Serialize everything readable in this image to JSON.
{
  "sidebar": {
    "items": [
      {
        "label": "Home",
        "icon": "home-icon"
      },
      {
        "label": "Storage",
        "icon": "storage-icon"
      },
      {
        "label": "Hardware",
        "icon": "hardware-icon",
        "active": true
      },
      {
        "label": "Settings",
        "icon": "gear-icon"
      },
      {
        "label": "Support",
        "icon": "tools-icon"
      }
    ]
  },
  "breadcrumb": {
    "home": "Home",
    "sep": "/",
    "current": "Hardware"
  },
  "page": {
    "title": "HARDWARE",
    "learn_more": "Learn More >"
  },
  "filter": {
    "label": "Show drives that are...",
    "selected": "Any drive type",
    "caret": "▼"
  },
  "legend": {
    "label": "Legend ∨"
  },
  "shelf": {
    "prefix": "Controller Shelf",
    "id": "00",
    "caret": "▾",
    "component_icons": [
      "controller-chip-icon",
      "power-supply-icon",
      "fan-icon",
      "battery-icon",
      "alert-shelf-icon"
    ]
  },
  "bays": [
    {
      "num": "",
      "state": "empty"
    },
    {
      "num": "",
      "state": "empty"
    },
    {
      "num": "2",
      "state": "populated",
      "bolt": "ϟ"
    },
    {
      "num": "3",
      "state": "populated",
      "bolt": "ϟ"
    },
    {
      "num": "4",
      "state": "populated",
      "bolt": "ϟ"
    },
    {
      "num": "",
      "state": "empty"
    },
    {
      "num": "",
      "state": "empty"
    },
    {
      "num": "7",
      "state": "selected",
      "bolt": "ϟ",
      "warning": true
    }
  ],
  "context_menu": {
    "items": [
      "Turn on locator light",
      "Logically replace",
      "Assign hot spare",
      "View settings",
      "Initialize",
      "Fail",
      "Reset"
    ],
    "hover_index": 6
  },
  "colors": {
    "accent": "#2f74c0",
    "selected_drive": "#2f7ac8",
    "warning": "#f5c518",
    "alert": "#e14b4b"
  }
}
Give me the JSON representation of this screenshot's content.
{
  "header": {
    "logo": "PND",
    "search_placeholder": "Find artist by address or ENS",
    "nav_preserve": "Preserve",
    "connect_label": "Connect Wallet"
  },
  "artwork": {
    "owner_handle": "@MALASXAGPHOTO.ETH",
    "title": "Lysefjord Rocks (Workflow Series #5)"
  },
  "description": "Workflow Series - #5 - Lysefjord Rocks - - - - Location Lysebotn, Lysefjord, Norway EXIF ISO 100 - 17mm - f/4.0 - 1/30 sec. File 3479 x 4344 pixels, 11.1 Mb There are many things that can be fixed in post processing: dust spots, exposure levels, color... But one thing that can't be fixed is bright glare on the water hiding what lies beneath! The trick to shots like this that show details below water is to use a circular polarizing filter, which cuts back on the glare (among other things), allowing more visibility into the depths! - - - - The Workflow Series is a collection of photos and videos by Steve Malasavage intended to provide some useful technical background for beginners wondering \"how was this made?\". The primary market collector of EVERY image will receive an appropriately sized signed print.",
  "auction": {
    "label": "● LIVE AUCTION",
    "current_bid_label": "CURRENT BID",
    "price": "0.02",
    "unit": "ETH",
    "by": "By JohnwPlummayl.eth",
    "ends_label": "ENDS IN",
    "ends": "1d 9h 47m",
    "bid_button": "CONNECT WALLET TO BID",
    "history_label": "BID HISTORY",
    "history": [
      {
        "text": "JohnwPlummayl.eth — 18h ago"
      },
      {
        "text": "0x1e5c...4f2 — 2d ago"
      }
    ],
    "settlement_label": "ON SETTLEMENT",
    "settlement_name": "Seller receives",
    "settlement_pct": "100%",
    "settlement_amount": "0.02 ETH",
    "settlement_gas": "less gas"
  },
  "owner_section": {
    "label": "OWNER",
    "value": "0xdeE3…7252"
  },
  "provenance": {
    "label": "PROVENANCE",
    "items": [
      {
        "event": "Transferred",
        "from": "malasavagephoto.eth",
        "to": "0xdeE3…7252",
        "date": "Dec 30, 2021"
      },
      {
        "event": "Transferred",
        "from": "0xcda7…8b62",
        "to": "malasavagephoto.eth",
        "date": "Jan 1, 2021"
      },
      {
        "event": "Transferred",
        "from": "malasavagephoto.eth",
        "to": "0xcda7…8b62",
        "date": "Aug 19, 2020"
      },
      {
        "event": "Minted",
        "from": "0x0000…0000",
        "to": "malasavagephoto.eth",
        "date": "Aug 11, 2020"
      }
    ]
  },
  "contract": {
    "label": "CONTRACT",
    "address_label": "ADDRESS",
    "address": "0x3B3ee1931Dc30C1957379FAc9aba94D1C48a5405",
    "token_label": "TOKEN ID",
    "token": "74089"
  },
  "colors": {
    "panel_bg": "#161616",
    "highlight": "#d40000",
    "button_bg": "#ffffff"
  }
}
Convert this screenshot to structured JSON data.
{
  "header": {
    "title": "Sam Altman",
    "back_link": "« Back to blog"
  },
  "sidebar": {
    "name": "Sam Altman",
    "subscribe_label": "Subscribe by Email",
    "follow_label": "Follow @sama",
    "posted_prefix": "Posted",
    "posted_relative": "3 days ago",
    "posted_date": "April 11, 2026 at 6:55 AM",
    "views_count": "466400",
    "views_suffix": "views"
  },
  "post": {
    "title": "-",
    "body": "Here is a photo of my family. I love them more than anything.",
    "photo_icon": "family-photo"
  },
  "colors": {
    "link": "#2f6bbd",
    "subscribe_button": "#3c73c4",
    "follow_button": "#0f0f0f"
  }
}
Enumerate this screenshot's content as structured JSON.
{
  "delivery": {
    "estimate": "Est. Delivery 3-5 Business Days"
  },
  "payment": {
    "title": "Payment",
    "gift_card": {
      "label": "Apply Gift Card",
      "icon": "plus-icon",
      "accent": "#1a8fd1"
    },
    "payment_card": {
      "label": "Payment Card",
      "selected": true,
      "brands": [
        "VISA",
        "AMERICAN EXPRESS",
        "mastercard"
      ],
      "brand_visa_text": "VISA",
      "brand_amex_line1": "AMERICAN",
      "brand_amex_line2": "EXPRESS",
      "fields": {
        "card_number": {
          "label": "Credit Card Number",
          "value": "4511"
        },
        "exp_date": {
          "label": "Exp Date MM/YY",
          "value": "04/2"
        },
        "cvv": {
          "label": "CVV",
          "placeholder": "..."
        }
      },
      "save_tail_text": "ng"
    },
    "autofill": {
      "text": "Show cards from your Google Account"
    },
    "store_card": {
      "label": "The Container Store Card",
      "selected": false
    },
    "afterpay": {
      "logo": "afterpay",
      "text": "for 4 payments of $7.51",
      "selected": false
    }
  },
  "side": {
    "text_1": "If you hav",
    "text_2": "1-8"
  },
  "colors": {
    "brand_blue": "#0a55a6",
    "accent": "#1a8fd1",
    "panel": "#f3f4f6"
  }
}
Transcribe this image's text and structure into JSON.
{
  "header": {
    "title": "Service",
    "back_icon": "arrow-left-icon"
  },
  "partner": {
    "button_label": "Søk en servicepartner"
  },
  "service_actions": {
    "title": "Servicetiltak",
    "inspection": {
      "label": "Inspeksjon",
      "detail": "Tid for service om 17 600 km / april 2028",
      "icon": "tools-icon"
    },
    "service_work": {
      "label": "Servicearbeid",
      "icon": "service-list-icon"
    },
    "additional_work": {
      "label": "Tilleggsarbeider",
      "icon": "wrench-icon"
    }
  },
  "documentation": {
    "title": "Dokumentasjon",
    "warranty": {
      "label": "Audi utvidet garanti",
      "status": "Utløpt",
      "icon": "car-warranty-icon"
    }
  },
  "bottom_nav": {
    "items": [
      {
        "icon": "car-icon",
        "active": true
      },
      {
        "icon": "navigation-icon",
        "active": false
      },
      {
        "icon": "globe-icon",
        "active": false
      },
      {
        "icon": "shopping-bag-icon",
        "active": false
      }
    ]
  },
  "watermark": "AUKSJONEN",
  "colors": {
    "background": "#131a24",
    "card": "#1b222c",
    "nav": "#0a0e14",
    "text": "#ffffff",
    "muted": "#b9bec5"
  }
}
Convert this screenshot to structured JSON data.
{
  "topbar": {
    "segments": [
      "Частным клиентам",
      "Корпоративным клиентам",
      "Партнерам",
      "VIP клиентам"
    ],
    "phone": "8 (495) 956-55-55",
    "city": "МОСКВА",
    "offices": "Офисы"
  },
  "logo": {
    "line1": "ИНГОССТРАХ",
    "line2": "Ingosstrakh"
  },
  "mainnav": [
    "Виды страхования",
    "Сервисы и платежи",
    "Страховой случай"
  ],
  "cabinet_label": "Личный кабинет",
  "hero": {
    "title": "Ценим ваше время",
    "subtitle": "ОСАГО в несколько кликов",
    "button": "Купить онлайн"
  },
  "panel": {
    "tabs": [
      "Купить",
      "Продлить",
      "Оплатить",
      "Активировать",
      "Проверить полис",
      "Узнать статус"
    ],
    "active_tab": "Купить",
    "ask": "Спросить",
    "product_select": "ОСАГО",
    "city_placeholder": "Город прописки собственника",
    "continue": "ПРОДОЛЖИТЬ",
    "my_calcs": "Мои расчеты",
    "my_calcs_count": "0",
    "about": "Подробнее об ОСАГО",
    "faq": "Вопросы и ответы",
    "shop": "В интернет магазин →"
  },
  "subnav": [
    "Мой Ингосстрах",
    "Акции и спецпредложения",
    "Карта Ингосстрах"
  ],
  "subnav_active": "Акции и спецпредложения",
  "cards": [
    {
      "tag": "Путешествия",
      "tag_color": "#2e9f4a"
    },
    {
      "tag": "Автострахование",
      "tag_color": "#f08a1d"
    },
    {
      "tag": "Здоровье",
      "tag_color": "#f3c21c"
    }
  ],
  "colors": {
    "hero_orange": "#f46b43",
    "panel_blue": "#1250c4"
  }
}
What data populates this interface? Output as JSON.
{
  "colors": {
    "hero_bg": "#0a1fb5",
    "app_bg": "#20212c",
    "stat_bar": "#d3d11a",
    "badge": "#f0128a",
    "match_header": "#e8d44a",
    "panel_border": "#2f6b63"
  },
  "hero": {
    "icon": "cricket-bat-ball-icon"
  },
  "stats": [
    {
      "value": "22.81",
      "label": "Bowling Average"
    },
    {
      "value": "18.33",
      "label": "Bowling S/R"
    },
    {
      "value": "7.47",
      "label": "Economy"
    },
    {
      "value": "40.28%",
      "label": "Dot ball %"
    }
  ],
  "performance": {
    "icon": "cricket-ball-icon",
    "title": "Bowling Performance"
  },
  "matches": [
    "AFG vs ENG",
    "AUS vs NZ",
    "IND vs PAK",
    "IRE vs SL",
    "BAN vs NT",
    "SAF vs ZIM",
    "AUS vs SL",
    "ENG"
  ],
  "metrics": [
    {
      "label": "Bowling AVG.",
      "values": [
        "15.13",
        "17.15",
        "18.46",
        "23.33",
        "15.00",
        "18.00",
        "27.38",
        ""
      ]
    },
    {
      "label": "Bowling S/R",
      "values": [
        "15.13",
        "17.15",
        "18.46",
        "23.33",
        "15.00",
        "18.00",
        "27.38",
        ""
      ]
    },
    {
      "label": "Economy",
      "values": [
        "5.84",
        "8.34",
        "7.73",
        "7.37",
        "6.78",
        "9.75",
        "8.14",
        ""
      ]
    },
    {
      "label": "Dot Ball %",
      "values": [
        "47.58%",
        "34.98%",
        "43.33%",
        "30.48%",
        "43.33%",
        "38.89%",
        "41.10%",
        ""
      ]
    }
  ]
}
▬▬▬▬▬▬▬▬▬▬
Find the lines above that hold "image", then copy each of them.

SOLUTION:
Serialize everything readable in this image to JSON.
  "description": "Workflow Series - #5 - Lysefjord Rocks - - - - Location Lysebotn, Lysefjord, Norway EXIF ISO 100 - 17mm - f/4.0 - 1/30 sec. File 3479 x 4344 pixels, 11.1 Mb There are many things that can be fixed in post processing: dust spots, exposure levels, color... But one thing that can't be fixed is bright glare on the water hiding what lies beneath! The trick to shots like this that show details below water is to use a circular polarizing filter, which cuts back on the glare (among other things), allowing more visibility into the depths! - - - - The Workflow Series is a collection of photos and videos by Steve Malasavage intended to provide some useful technical background for beginners wondering \"how was this made?\". The primary market collector of EVERY image will receive an appropriately sized signed print.",
Transcribe this image's text and structure into JSON.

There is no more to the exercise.